In any redundancy situation, it would be reasonable for employers to disregard periods of disability-related absences when applying selection criteria. Similarly, employers should modify sickness absence triggers when an employee has been off work due to a disability (i.e. the number of days an individual can be off work before the company considers warning, and potentially dismissing, them unless attendance at work improves). Crucially (and often overlooked or not known by employers), a failure to adjust the application of a sickness absence policy for a disabled worker could constitute a breach of section 15 of the Act (“discrimination arising from disability”), as well as a failure to make reasonable adjustments under sections 20-21.
What is “reasonable” will depend on various factors, including the size of the employing organisation and the level of resources at its disposal. While ACAS confirms that employers are not expected to change the basic nature of a worker’s role, where there is a reasonable adjustment cost that should be borne by the employer (albeit government assistance is available in some circumstances to help with the financial costs). The ACAS guidance also gives an overview of how a worker can ask for a reasonable adjustment to be made.
Getting input from Occupational Health (“OH”)
As the Equality and Human Rights Commission Code of Practice points out, there is no onus on a disabled worker to suggest what adjustments should be made to assist them in the workplace. In any event, an employer cannot discharge its duty to make reasonable adjustments by simply relying on recommendations from the individual concerned.
With this in mind, if an employer becomes aware that an employee has a disability or condition needing support, it is usually best to refer the individual to an Occupational Health practitioner for an expert medical view.
Carefully tailoring questions and getting a detailed medical assessment from OH can help to paint a clearer picture as to the needs of an individual worker, and how best to support them in the workplace. For example, OH can give a useful insight into whether an individual is fit for work, whether their condition constitutes a disability under the provisions of the Equality Act, whether a phased return is recommended and what adjustments are needed, if any, to assist with the role on a day-to-day basis.
The courts have made clear that an employer should ask OH precise practical questions about the existence of any impairment and its impact, to enable them to assess for themselves whether the criteria for disability are met (not just general questions about whether an employee is disabled under the Act).
Ultimately, the legal duty to make reasonable adjustments under the Act is broad, so employers should apply an open-minded approach when considering whether adjustments are needed to support a disabled person at work.
Seeking OH input is a key first step for any prudent employer to show they are taking the duty seriously and, ultimately, to minimise the risks of a disability discrimination compensation award.
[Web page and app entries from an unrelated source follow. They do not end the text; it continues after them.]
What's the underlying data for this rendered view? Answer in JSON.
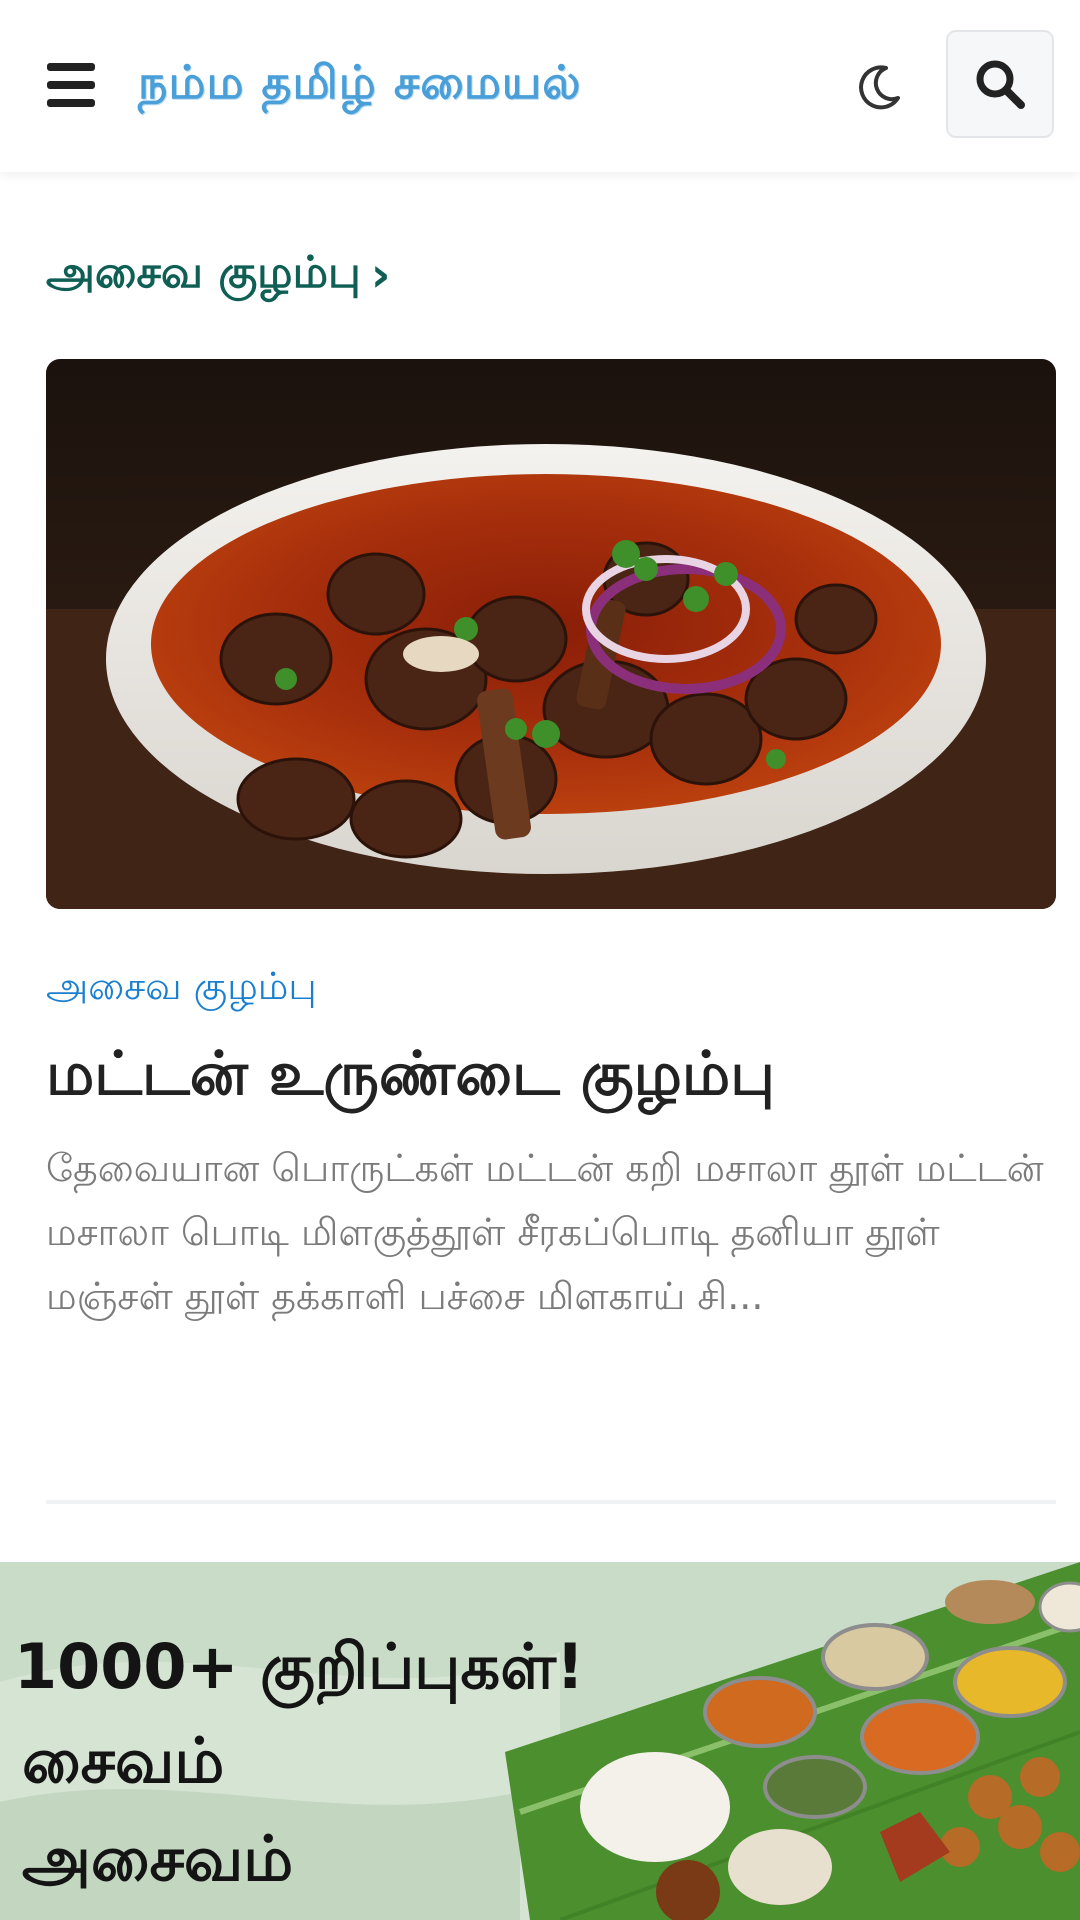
{
  "header": {
    "site_title": "நம்ம தமிழ் சமையல்",
    "menu_icon": "hamburger-menu-icon",
    "theme_icon": "moon-icon",
    "search_icon": "search-icon"
  },
  "section": {
    "heading": "அசைவ குழம்பு",
    "chevron": "›"
  },
  "article": {
    "category": "அசைவ குழம்பு",
    "title": "மட்டன் உருண்டை குழம்பு",
    "excerpt": "தேவையான பொருட்கள் மட்டன் கறி மசாலா தூள் மட்டன் மசாலா பொடி மிளகுத்தூள் சீரகப்பொடி தனியா தூள் மஞ்சள் தூள் தக்காளி பச்சை மிளகாய் சி..."
  },
  "promo": {
    "headline": "1000+ குறிப்புகள்!",
    "line1": "சைவம்",
    "line2": "அசைவம்"
  },
  "colors": {
    "title_blue": "#4a9fd8",
    "section_green": "#0f5f55",
    "category_blue": "#1b7fd0",
    "excerpt_gray": "#7b7b7b"
  }
}
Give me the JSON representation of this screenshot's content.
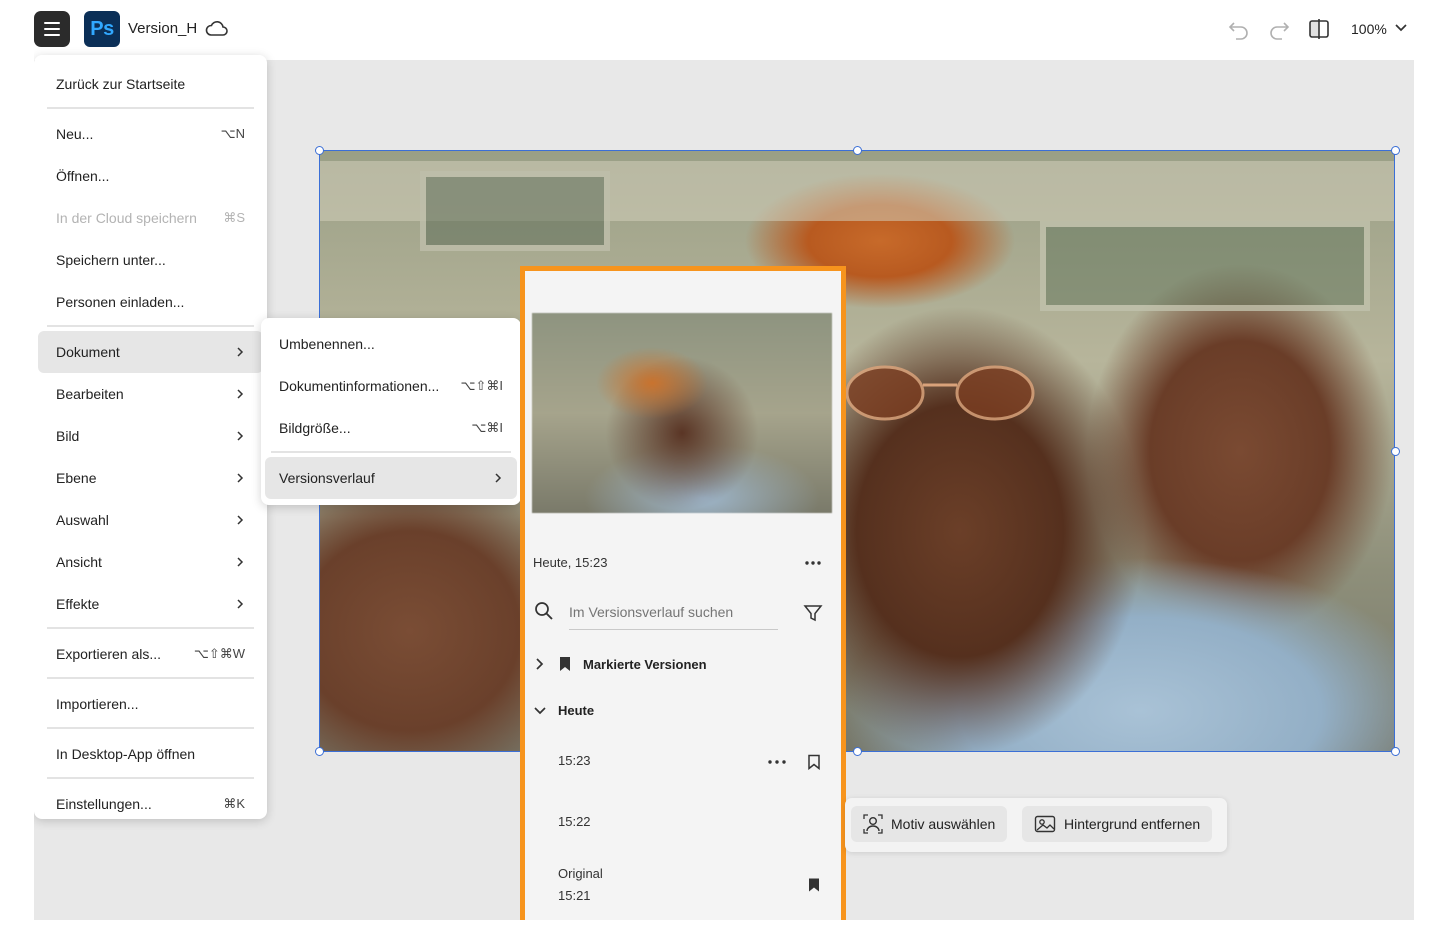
{
  "app": {
    "logo_text": "Ps",
    "document_title": "Version_H",
    "zoom_label": "100%"
  },
  "main_menu": {
    "items": [
      {
        "label": "Zurück zur Startseite",
        "shortcut": ""
      },
      {
        "label": "Neu...",
        "shortcut": "⌥N"
      },
      {
        "label": "Öffnen...",
        "shortcut": ""
      },
      {
        "label": "In der Cloud speichern",
        "shortcut": "⌘S"
      },
      {
        "label": "Speichern unter...",
        "shortcut": ""
      },
      {
        "label": "Personen einladen...",
        "shortcut": ""
      },
      {
        "label": "Dokument",
        "shortcut": ""
      },
      {
        "label": "Bearbeiten",
        "shortcut": ""
      },
      {
        "label": "Bild",
        "shortcut": ""
      },
      {
        "label": "Ebene",
        "shortcut": ""
      },
      {
        "label": "Auswahl",
        "shortcut": ""
      },
      {
        "label": "Ansicht",
        "shortcut": ""
      },
      {
        "label": "Effekte",
        "shortcut": ""
      },
      {
        "label": "Exportieren als...",
        "shortcut": "⌥⇧⌘W"
      },
      {
        "label": "Importieren...",
        "shortcut": ""
      },
      {
        "label": "In Desktop-App öffnen",
        "shortcut": ""
      },
      {
        "label": "Einstellungen...",
        "shortcut": "⌘K"
      }
    ]
  },
  "document_submenu": {
    "items": [
      {
        "label": "Umbenennen...",
        "shortcut": ""
      },
      {
        "label": "Dokumentinformationen...",
        "shortcut": "⌥⇧⌘I"
      },
      {
        "label": "Bildgröße...",
        "shortcut": "⌥⌘I"
      },
      {
        "label": "Versionsverlauf",
        "shortcut": ""
      }
    ]
  },
  "version_panel": {
    "current_date": "Heute, 15:23",
    "search_placeholder": "Im Versionsverlauf suchen",
    "marked_group_label": "Markierte Versionen",
    "today_group_label": "Heute",
    "versions": [
      {
        "time": "15:23",
        "name": ""
      },
      {
        "time": "15:22",
        "name": ""
      },
      {
        "time": "15:21",
        "name": "Original"
      }
    ]
  },
  "context_bar": {
    "select_subject_label": "Motiv auswählen",
    "remove_background_label": "Hintergrund entfernen"
  },
  "colors": {
    "panel_highlight": "#f7941d",
    "selection_blue": "#3b6fd6",
    "ps_brand_bg": "#0b2f57",
    "ps_brand_fg": "#31a8ff"
  }
}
That said, employers should not just “rubber stamp” a view from OH. When assessing whether the duty arises, it is helpful to keep at the fore the key objective of the Act: which is to put disabled workers on an equal footing with their non-disabled colleagues.